The valuation of art and antiques is a complex process, influenced by a myriad of factors including rarity, condition, and provenance. However, one of the most intriguing aspects is the influence of historical events on their value. Throughout history, wars, economic shifts, cultural movements, and technological advancements have left indelible marks on the world of art and antiques, often altering their worth in profound ways. This article explores the multifaceted impact of historical events on the value of art and antiques, offering insights into how the echoes of the past continue to resonate in today’s market.
Wars and conflicts have historically had a significant impact on art and antique values. During times of war, many artworks and antiques are destroyed, lost, or stolen, thereby reducing the number of available pieces and increasing the rarity and value of surviving works. Post-war periods often see a surge in the value of these items, as they become symbols of what was preserved or lost. Additionally, items with direct ties to significant wartime events or figures can acquire added historical value, making them highly sought after by collectors.
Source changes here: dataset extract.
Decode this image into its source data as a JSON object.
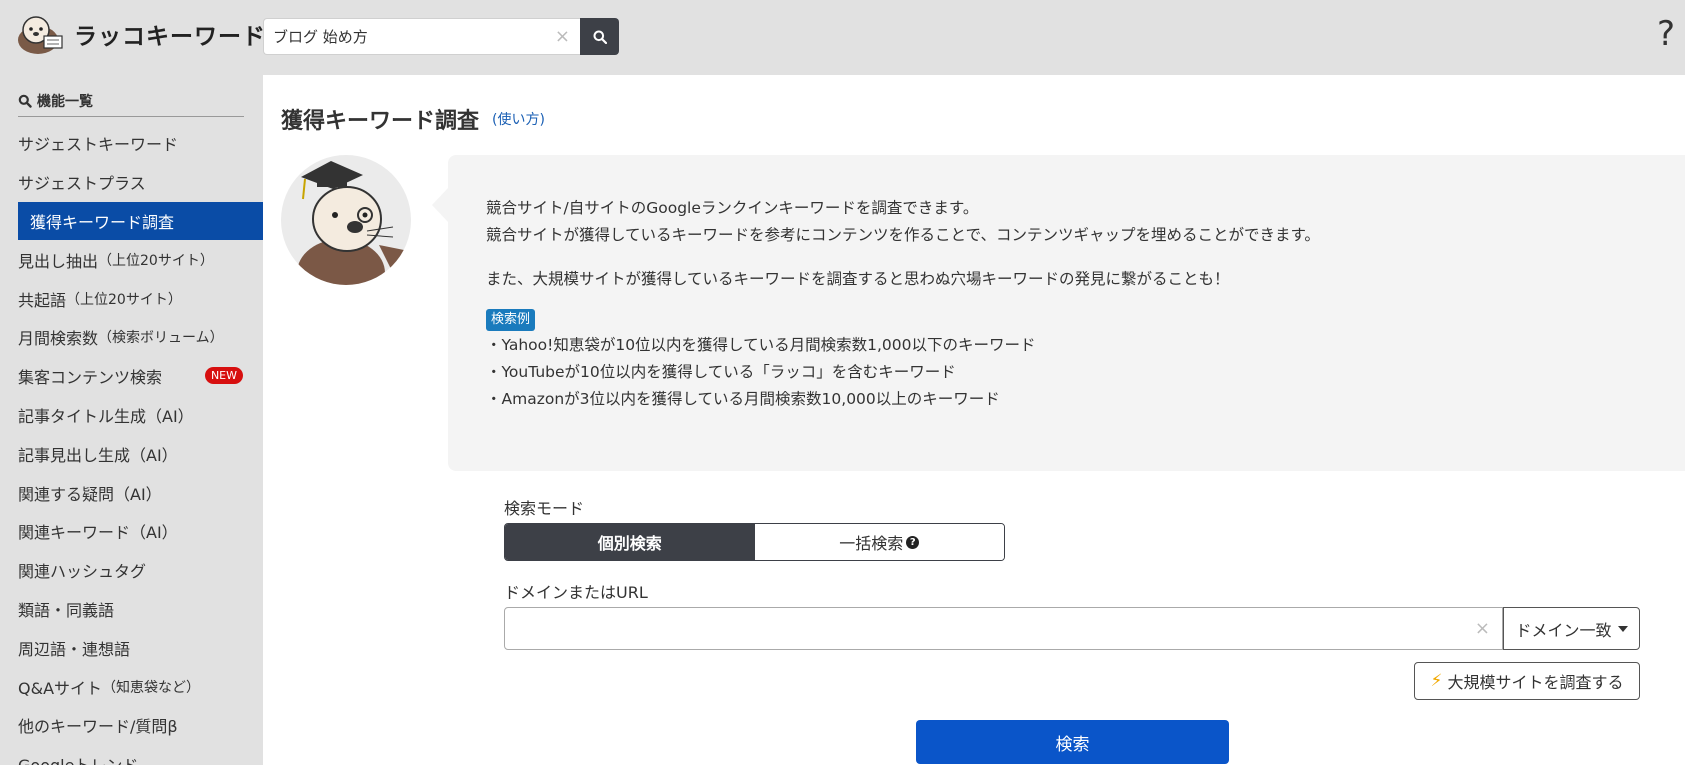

Economic fluctuations also play a crucial role in shaping the art and antiques market. The Great Depression, for instance, saw a decline in the demand for luxury items, including art and antiques, leading to a decrease in their value. Conversely, economic booms often result in increased disposable income and wealth accumulation, leading to a heightened interest in and demand for these items, thereby driving up their prices. The art and antiques market is often reflective of the broader economic environment, with values fluctuating in response to economic highs and lows.
Cultural movements and societal changes can also significantly influence the value of art and antiques. The Renaissance, for example, marked a period of renewed interest in classical art and philosophy, leading to an increase in the value of works from that era. In more recent times, social movements such as the Civil Rights Movement or the feminist movement have led to a reevaluation and increased appreciation of works by artists from marginalized groups, thereby enhancing their value.
Technological advancements have also had a notable impact. The advent of photography in the 19th century, for instance, changed the landscape of portrait painting. As photography became more accessible, the demand for traditional painted portraits decreased, affecting the value of these works. However, over time, as the historical significance of early photographic techniques and works became more appreciated, their value in the art market increased.
Natural disasters can lead to the loss of art and antiques, thereby affecting the market by reducing supply. For instance, earthquakes, fires, and floods have led to the destruction of invaluable cultural artifacts over the centuries. The loss of these items often increases the value of similar pieces that have survived, due to their rarity and the renewed appreciation for their cultural and historical significance.
In conclusion, the influence of historical events on art and antique values is profound and far-reaching. Wars, economic shifts, cultural movements, technological advancements, and natural disasters all have the power to alter the landscape of the art and antiques market, impacting the rarity, historical significance, and, ultimately, the value of these items. Understanding this intricate relationship between history and value is essential for collectors, investors, and enthusiasts, as it provides a deeper context for the appreciation and valuation of art and antiques in the present day.